By Beth Newcomb

Unless you’re the heavyweight champion of the world, fighting is rarely a good thing. That’s particularly true when it comes to estate matters says attorney Jay Nabors, who works with his wife, Linda, also an attorney, at Nabors & Nabors, the Strongsville-based law firm where attorney John J. Urban is of counsel. 

“We see it all the time,” Jay laments. “After a loved one passes away, his or her heirs fight about things like who gets what, who’s getting more than their fair share and who should be executor, among other things.”

And in addition to creating family discord, fighting within a family begins to drain the estate of assets, as attorneys need to be paid to help sort everything out. 

Jay says there are a couple of things you can do to ensure your heirs not only follow your will as your wishes state, but also keep the peace.

No Contest Clause
Adding this clause to your will expressly prohibits someone from challenging its contents or the person you’ve named as executor. If they do, they are disinherited.

Avoid Probate Court
Having as many of your assets transfer on death to a certain person or persons means those assets, like your house, for example, don’t have to go through probate and the transfer is very difficult to challenge. 

“Having a house transfer on death results in heirs having to take extra steps to challenge the transfer,” Jay adds.

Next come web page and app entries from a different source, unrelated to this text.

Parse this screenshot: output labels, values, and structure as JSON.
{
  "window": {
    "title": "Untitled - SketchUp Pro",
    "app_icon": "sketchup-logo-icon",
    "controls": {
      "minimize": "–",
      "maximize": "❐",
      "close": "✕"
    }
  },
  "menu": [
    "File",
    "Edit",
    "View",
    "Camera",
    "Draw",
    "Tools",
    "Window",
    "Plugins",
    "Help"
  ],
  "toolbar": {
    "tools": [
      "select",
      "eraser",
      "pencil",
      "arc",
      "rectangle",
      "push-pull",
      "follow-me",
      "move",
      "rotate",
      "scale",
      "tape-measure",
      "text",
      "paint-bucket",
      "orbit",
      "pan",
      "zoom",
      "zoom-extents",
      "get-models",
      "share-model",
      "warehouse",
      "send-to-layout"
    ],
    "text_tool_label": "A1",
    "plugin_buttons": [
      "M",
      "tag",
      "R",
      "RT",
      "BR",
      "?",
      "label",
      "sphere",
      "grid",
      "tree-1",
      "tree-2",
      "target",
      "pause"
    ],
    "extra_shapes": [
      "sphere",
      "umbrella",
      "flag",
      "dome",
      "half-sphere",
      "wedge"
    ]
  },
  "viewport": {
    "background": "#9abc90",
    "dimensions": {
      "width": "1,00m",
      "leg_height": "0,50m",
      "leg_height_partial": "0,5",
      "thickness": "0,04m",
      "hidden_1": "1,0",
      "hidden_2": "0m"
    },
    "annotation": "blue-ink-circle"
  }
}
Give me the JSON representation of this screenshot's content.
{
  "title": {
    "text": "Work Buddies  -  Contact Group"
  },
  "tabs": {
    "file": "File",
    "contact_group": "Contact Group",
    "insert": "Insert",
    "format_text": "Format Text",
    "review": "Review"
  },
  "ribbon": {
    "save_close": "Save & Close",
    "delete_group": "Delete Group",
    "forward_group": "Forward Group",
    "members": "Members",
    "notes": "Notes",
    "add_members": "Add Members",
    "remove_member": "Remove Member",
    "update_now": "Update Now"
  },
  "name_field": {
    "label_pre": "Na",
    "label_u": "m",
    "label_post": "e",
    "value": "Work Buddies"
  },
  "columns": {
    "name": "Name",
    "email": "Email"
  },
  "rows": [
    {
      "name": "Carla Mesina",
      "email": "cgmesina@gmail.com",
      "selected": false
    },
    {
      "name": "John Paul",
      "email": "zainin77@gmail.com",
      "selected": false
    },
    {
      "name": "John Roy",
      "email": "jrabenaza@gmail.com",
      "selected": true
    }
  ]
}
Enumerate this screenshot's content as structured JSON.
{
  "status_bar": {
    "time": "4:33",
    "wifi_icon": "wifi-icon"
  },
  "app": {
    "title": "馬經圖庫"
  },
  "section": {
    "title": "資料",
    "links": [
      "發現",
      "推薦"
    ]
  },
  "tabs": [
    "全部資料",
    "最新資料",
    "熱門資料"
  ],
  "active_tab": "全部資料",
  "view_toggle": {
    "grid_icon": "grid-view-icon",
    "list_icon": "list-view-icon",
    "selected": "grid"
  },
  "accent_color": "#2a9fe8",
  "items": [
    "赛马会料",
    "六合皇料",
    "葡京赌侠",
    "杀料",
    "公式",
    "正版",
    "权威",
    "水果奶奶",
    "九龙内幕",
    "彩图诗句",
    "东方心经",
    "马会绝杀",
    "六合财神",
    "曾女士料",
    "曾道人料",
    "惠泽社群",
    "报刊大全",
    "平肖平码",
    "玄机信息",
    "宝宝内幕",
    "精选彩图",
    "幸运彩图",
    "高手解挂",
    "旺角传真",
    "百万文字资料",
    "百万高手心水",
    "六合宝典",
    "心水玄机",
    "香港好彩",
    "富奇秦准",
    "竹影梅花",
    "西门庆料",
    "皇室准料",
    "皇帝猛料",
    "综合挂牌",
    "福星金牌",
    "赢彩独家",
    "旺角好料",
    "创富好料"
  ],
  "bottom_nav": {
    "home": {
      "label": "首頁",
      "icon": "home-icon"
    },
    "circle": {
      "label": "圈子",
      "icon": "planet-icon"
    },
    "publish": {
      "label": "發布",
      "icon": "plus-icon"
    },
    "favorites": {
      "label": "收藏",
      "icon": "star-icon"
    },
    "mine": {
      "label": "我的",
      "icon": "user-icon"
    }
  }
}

You might also consider having a family discussion once your will has been created, letting loved ones know what your wishes are and who is getting what.

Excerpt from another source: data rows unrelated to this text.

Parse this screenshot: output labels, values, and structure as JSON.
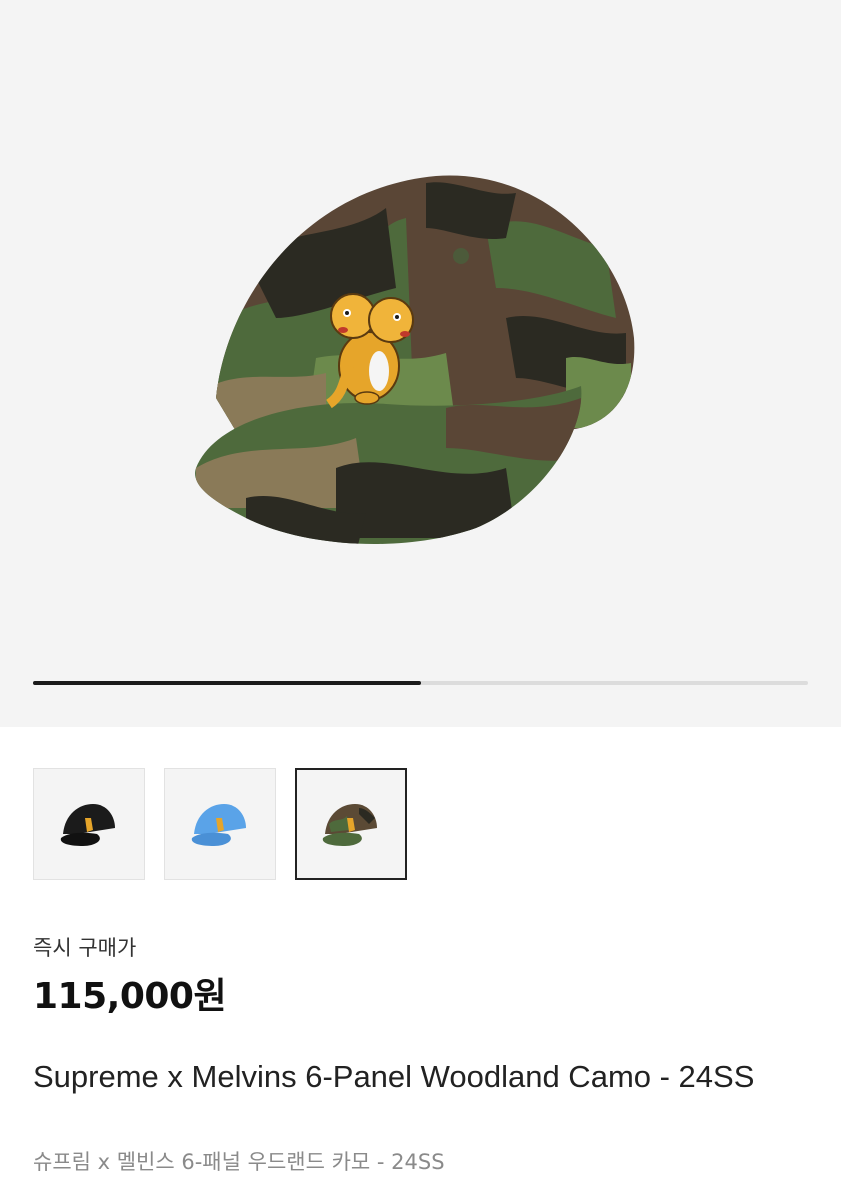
{
  "gallery": {
    "main_image": "supreme-melvins-cap-woodland-camo",
    "progress": 0.5,
    "thumbnails": [
      {
        "name": "cap-black",
        "color": "#1b1b1b",
        "selected": false
      },
      {
        "name": "cap-blue",
        "color": "#5aa3e8",
        "selected": false
      },
      {
        "name": "cap-camo",
        "color": "#5b4a35",
        "selected": true
      }
    ]
  },
  "pricing": {
    "label": "즉시 구매가",
    "price": "115,000원"
  },
  "product": {
    "title": "Supreme x Melvins 6-Panel Woodland Camo - 24SS",
    "subtitle": "슈프림 x 멜빈스 6-패널 우드랜드 카모 - 24SS"
  },
  "colors": {
    "hero_bg": "#f4f4f4",
    "progress_active": "#1a1a1a",
    "progress_track": "#dcdcdc",
    "subtitle_text": "#8a8a8a"
  }
}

Nabors & Nabors offers Mimi readers a free legal services consultation in person or on the phone, with services at a contracted discount rate. Mention this story when you schedule an appointment. House calls and select evening appointments available.

To reach the attorneys at Nabors & Nabors Ltd., with John J. Urban of counsel, call 440-846-0000, ext. 227. The offices are located at 11221 Pearl Road, in Strongsville. Visit the website at Nabors-Law.com.